Dataset rows describing interfaces
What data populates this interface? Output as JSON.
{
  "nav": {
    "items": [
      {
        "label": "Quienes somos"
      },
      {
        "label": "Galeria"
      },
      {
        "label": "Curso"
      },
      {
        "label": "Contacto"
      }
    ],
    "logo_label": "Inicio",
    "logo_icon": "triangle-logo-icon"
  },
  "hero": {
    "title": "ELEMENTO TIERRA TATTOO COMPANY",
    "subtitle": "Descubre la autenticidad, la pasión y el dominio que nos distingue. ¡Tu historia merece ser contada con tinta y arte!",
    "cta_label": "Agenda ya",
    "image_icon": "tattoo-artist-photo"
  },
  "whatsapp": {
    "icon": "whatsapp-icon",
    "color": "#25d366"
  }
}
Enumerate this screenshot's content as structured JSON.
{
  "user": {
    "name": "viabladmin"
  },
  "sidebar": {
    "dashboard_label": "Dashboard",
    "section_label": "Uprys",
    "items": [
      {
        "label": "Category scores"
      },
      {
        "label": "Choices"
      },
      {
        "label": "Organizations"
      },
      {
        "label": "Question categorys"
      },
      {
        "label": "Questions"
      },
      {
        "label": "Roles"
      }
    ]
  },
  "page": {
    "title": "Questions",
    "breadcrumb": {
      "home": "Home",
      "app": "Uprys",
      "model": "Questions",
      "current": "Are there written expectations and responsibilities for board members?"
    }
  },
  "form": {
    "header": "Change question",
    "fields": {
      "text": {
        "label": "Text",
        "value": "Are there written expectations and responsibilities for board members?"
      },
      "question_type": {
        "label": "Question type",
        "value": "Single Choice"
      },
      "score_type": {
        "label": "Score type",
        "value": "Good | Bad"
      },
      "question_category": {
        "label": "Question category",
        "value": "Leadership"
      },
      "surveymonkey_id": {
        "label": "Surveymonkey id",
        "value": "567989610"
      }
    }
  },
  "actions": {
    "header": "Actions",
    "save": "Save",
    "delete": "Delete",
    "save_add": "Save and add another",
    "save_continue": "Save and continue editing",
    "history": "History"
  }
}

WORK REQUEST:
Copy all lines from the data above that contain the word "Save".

RESPONSE TO THIS EXERCISE:
    "save": "Save",
    "save_add": "Save and add another",
    "save_continue": "Save and continue editing",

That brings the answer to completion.